A Reflection on the Contemplative Life
"I will allure her; I will lead her into the desert and speak to her heart."
God speaks to the heart in silence, solitude, stillness. His voice cannot easily be heard in the midst of noise, turmoil and a pace of life geared to speed and endless commotion. When our hearts do respond to his voice, he tells us about the meaning of life, about who he is and who we are; and how to experience the fullness of life by finding his presence in all things, recognizing that he is a mystery beyond all things. To some he speaks more insistently; he gives them a taste for silence and tranquillity and a longing to search for him, to encounter him person to person in a deepening dialogue of love.
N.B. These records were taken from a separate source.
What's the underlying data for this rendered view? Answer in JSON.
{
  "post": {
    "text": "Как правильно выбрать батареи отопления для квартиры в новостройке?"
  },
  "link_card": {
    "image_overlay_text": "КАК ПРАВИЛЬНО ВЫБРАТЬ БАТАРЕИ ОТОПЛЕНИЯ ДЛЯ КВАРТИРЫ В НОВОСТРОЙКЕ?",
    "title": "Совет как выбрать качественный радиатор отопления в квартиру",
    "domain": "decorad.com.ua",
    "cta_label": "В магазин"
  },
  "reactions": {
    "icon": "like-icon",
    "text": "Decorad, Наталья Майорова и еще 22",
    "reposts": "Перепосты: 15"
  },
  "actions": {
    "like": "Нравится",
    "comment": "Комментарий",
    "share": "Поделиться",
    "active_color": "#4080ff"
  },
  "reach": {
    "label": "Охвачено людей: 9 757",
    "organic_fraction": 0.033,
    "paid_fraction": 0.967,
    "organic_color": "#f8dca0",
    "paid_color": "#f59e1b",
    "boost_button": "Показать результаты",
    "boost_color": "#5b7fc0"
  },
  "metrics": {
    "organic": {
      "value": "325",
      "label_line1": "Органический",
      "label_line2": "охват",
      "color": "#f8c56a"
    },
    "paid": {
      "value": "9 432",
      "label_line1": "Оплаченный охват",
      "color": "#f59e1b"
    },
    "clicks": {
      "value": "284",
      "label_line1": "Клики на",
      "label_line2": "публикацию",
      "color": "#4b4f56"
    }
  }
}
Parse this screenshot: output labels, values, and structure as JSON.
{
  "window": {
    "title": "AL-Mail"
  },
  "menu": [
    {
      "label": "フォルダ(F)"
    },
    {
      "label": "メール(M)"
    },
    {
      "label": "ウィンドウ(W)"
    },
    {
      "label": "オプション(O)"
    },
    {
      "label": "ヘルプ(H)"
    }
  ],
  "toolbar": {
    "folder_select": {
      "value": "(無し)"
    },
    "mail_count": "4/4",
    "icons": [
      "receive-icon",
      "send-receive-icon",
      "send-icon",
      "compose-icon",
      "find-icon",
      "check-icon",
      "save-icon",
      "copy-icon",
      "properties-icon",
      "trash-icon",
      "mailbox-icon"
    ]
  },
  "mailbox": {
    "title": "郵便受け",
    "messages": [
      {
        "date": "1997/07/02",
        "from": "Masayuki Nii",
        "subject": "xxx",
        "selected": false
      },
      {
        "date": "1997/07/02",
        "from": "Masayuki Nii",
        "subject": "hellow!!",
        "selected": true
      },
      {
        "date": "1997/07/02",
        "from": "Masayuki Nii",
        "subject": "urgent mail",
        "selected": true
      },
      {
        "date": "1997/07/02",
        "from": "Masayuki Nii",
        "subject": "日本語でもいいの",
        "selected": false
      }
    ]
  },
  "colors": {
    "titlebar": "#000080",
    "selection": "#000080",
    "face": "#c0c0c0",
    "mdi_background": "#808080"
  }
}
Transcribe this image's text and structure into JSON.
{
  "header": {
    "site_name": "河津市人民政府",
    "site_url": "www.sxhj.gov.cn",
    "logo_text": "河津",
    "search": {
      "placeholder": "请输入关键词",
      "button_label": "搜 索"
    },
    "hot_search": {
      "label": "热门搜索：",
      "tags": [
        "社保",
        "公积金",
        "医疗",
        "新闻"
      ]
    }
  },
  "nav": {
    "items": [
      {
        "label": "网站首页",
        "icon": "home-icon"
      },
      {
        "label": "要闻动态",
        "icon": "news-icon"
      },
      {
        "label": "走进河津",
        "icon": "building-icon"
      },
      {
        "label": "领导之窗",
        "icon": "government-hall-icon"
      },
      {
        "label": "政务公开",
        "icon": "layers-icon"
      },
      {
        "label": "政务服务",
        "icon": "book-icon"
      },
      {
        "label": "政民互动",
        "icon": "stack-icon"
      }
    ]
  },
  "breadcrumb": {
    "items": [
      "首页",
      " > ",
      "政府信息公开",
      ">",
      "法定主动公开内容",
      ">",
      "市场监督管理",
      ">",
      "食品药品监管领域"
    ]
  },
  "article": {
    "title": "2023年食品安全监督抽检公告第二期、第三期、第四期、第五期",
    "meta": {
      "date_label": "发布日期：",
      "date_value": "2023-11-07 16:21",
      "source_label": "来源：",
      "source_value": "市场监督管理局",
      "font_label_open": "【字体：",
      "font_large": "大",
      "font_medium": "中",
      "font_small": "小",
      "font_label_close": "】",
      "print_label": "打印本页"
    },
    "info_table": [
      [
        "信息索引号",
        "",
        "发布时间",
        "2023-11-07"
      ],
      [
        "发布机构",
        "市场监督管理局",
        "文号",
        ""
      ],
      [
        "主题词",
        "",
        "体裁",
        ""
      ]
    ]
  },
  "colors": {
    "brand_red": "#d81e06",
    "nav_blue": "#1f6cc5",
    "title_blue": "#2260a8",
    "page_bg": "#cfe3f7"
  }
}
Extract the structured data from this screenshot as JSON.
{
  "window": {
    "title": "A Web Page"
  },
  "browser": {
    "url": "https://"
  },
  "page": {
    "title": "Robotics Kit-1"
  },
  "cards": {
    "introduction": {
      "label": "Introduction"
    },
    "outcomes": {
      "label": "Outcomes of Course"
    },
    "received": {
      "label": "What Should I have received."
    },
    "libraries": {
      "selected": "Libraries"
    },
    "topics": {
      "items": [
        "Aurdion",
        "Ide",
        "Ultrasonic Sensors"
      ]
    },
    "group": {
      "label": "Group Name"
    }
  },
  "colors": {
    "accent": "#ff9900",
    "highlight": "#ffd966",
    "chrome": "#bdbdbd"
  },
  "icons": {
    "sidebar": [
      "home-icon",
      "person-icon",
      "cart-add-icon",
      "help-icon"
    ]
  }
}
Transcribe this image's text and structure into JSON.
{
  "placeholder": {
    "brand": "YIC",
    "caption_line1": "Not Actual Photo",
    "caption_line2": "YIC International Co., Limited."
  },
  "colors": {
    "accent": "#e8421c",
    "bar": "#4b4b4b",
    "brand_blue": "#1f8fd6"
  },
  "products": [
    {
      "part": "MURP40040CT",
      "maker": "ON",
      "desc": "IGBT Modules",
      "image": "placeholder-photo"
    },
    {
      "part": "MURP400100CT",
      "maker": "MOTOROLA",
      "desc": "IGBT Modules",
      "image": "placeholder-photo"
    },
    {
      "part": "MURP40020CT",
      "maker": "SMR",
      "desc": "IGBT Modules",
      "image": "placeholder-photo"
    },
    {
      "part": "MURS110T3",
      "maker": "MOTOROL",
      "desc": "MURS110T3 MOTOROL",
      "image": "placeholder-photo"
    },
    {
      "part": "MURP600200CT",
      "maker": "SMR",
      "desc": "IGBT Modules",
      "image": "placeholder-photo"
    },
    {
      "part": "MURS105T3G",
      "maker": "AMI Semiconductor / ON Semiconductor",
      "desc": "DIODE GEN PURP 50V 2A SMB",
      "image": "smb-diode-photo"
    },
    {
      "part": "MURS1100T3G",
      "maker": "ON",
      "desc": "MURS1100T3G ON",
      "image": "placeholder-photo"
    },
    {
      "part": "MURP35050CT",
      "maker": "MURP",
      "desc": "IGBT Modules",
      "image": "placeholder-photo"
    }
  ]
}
This is the contemplative life. It is a life lived in his presence at the heart of reality where the insecurities, confusion and conflicts of human life can be kept in perspective, as all things move toward the fulfillment of his divine plan.
Here in our monastery, we seek God in a life of prayer, silence, simplicity, and joy. We do this as Mary did, and in union with her, listening to the Word of God, pondering it in our hearts, and acting upon it in faith. Everything in our daily living is arranged to foster this attitude of receptivity. At the center of our life is the liturgy, through which we offer to God a continual sacrifice of praise, and intercede with the Father of mercies for the universal Church and the needs of the whole world.
With Mary, too, we keep vigil before the Lord prayerfully reflecting through the Rosary on the great mysteries of her Son''s life, death and resurrection. Then there are the quiet hours spent in solitary prayer where we gradually learn to look at God through a heart ever more purified of the delusions of a false self and the values of a materialistic culture.
But our life is not all lived in solitude. We live within a warm, joyful community of like-minded women, sharing all aspects of our journey to God in mutual support and sisterly love. In a complex society we try to live in simplicity and frugality, not afraid of our poverty, either material or spiritual, which associates us more closely with the poor. This spirit of poverty impels us with lively confidence in the Lord, "who for our sake became poor so that by his poverty we might become rich." (2 Cor. 8:9), and frees us from anxiety about material possessions. We know the dignity of human labor and strive to use our natural talents for the enrichment of the whole community.
While we live within a cloister, separated materially from the world, the Church has appointed us for the work of divine praise and intercessory prayer, which situates us at the very heart of the Church and the world. We embrace that world by recreating in our monastery a place of love, peace, and delight in the Lord, which in faith we believe radiates a hidden apostolic fruitfulness. We do not preach with our voices; ours is a concrete, lived out proclamation of the Good News.
The heart of our religious consecration and the apostolic vocation of the Dominican Order demands that we embrace a penitential way of life in a total gift of self. Would you like to share our life, or simply to know us better? Then, with Jesus we say: "Come and see."